- Opening Delimiter -

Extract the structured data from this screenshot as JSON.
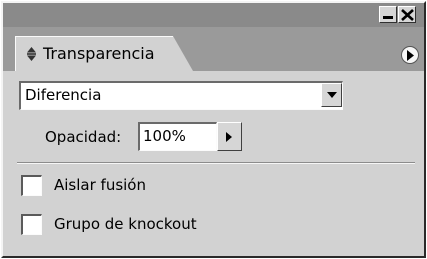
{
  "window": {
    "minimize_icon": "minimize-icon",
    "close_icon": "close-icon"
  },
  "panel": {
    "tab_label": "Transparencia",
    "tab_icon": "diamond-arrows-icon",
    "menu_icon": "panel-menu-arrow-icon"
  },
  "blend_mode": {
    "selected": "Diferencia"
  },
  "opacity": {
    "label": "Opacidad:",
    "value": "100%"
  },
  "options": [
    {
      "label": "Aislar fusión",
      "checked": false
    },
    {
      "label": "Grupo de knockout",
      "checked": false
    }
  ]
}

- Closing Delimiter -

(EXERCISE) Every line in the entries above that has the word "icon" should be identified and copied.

(RESULT FOR THIS TASK)
    "minimize_icon": "minimize-icon",
    "close_icon": "close-icon"
    "tab_icon": "diamond-arrows-icon",
    "menu_icon": "panel-menu-arrow-icon"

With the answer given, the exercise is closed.